As a returning All-Star, Rickie Weeks will be looking to build on his injury shortened 2011 campaign by again manning the bag at 2nd. Weeks, who hit for 20 home runs last season will again be called on to hit the long ball in order to help ease the offensive depletion caused by Fielders departure.
According to James, Weeks should have another All-Star worthy performance this year as he is projected for .262/.355/.453 with 22 homeruns, 62 RBIs, and 12 stolen bases in 136 games.
At 3rd Base:
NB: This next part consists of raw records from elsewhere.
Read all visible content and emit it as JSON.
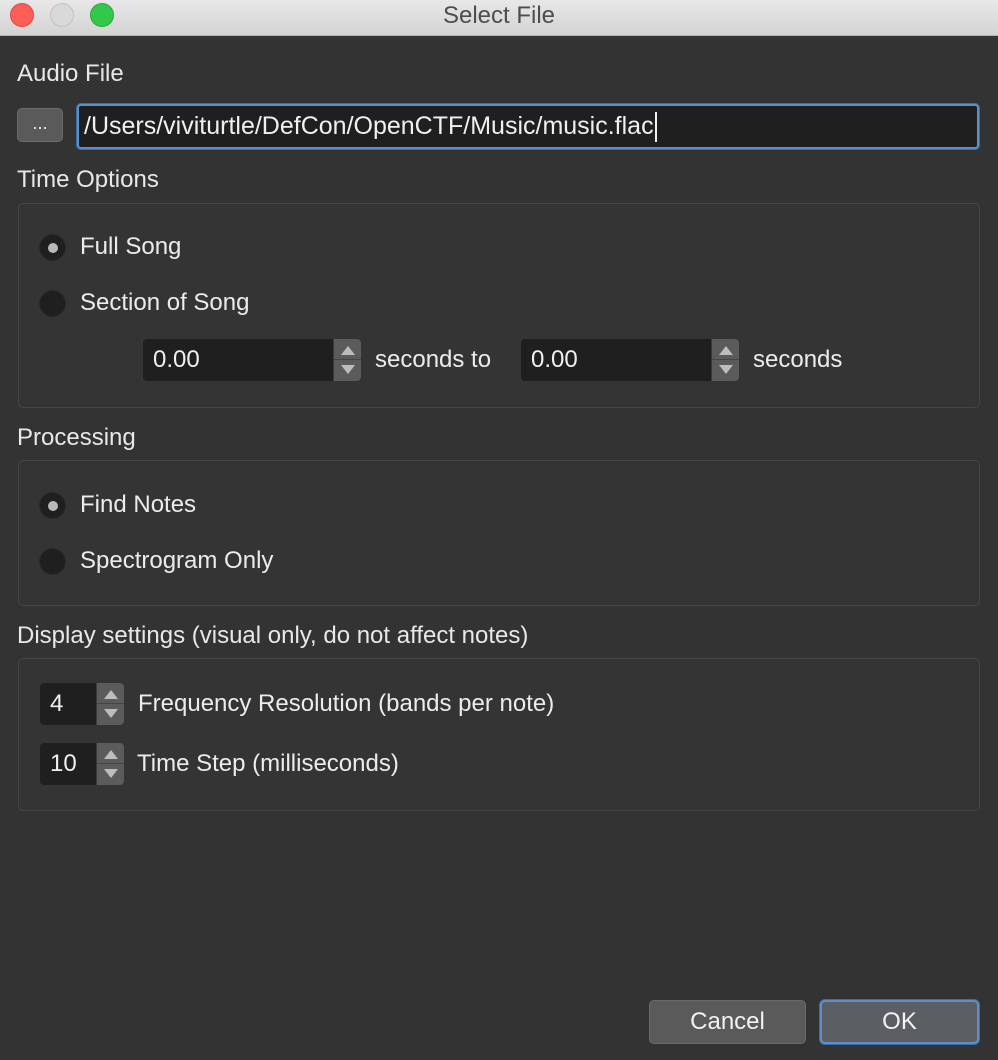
{
  "window": {
    "title": "Select File"
  },
  "audio_file": {
    "heading": "Audio File",
    "browse_label": "...",
    "path_value": "/Users/viviturtle/DefCon/OpenCTF/Music/music.flac"
  },
  "time_options": {
    "heading": "Time Options",
    "full_song_label": "Full Song",
    "section_label": "Section of Song",
    "selected": "Full Song",
    "start_value": "0.00",
    "between_label": "seconds to",
    "end_value": "0.00",
    "end_label": "seconds"
  },
  "processing": {
    "heading": "Processing",
    "find_notes_label": "Find Notes",
    "spectrogram_label": "Spectrogram Only",
    "selected": "Find Notes"
  },
  "display_settings": {
    "heading": "Display settings (visual only, do not affect notes)",
    "frequency_value": "4",
    "frequency_label": "Frequency Resolution (bands per note)",
    "timestep_value": "10",
    "timestep_label": "Time Step (milliseconds)"
  },
  "buttons": {
    "cancel": "Cancel",
    "ok": "OK"
  },
  "colors": {
    "accent": "#5d8fc8",
    "background": "#333333",
    "field": "#1f1f1f"
  }
}
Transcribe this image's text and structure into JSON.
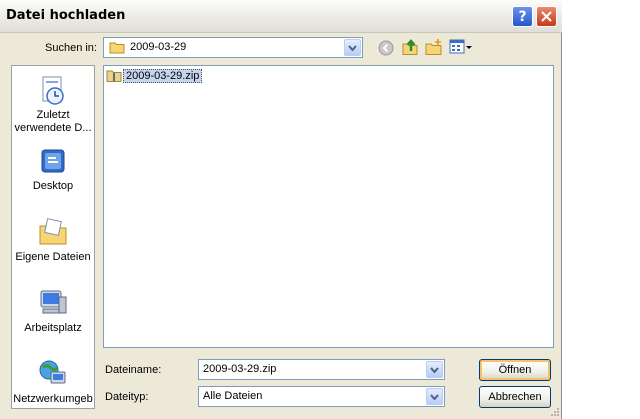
{
  "window": {
    "title": "Datei hochladen"
  },
  "toolbar": {
    "look_in_label": "Suchen in:",
    "look_in_value": "2009-03-29"
  },
  "places": [
    {
      "label": "Zuletzt verwendete D...",
      "icon": "recent-documents-icon"
    },
    {
      "label": "Desktop",
      "icon": "desktop-icon"
    },
    {
      "label": "Eigene Dateien",
      "icon": "my-documents-icon"
    },
    {
      "label": "Arbeitsplatz",
      "icon": "my-computer-icon"
    },
    {
      "label": "Netzwerkumgeb",
      "icon": "network-icon"
    }
  ],
  "files": [
    {
      "name": "2009-03-29.zip",
      "selected": true
    }
  ],
  "fields": {
    "filename_label": "Dateiname:",
    "filename_value": "2009-03-29.zip",
    "filetype_label": "Dateityp:",
    "filetype_value": "Alle Dateien"
  },
  "buttons": {
    "open": "Öffnen",
    "cancel": "Abbrechen"
  },
  "colors": {
    "selection": "#c5d5ee",
    "dialog_bg": "#ece9d8",
    "border": "#7f9db9"
  }
}
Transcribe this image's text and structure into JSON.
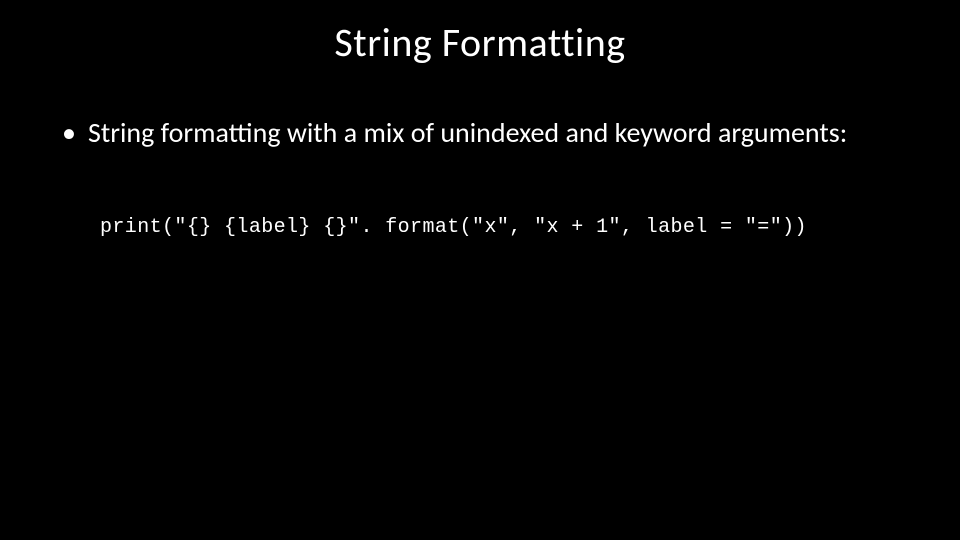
{
  "slide": {
    "title": "String Formatting",
    "bullet_marker": "•",
    "bullet_text": "String formatting with a mix of unindexed and keyword arguments:",
    "code_line": "print(\"{} {label} {}\". format(\"x\", \"x + 1\", label = \"=\"))"
  }
}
Welcome to Milwaukee Aramis Ramirez! After an extremely disappointing 2011 by regular 3rd baseman Casey McGehee, the prospect of what Ramirez brings to the table, both as both a defender and as a batter, are exciting to say the least. In 149 games last season for the Chicago Cubs, Ramirez hit .306/.361/.510 while crushing 26 hits for homeruns, numbers that the Brewers hope he repeats for them in 2012.
Ramirez represents the best chance that the Brewers have for closing the run production gap created by Fielder’s departure as he is projected to hit for .285/.350/.500 with 26 homeruns and 94 RBIs in 140 games.
As I have reported previously, the addition of Alex Gonzalez at short, while providing an upgrade defensively, leaves the Brewers in roughly the same spot offensively at short.
Gonzalez is projected to hit .237/.278/.381 with 14 homeruns and 60 RBIs in 145 games.
With the official signing of Norichika Aoki, the Brewers seem to have taken the first step into the realm of possibility that they may be without reigning NL MVP Ryan Braun for the first 50 games of the season. The signing makes for some interesting scenarios in the outfield as Milwaukee will be able to choose amongst several righty and lefty hitters to fill out these three spots.
Assuming that Braun is suspended (historically the odds are not in his favor), I would not be surprised to see Aoki in his spot in left field come opening day. In Japan, Aoki is a career .329 hitter with 84 home runs, 385 RBIs and 164 stolen bases in 985 games over 8 seasons.
Center field will again be the home to the platoon of Carlos Gomez and Nyjer Morgan. Having a righty/lefty platoon definitely gives Milwaukee versatility in center field allowing them to not only play to whomever has the hottest bat at the time, but to also play for advantage when it comes to pitching matchups. While Gomez is the better pure fielder at the position, Morgan brings speed and charisma.
While it is hard to say at this juncture who will win the opening day start (a lot will be determined in spring training), I’m going to go with my gut feeling and place Morgan in my line up due to the intangibles that he brings to the team and his ability to whip the crowd into a frenzy to start off the year. Morgan is projected to hit .288/.345/.362 with 2 homeruns, 36 RBIs and 25 stolen bases in 130 games, while Gomez is projected to hit .242/.297/.375 with 5 homeruns, 24 RBIs and 16 stolen Bases.
Despite some speculation (including talk from Brewers GM Doug Melvin) about Corey Hart being used at first base, it seems like a foregone conclusion at this point that right field will continue to be his primary position. Hart is projected to hit .274/.338/.488 with 25 homeruns and 80 RBIs.
The Opening Day Lineup
Based on the information above, here is what I believe the Brewers may field on April 6th. Keep in mind that injuries and play during spring training could play a role in drastically changing this:
1) Corey Hart RF
2) Nyjer Morgan CF
3) Norichika Aoki LF
4) Aramis Ramirez 3B
5) Rickie Weeks 2B
6) Mat Gamel 1B
7) Alex Gonzalez SS
8) Jonathan Lucroy C
9) Yovani Gallardo P
So, there you have it the potential opening day lineup and starters by position. Go Crew!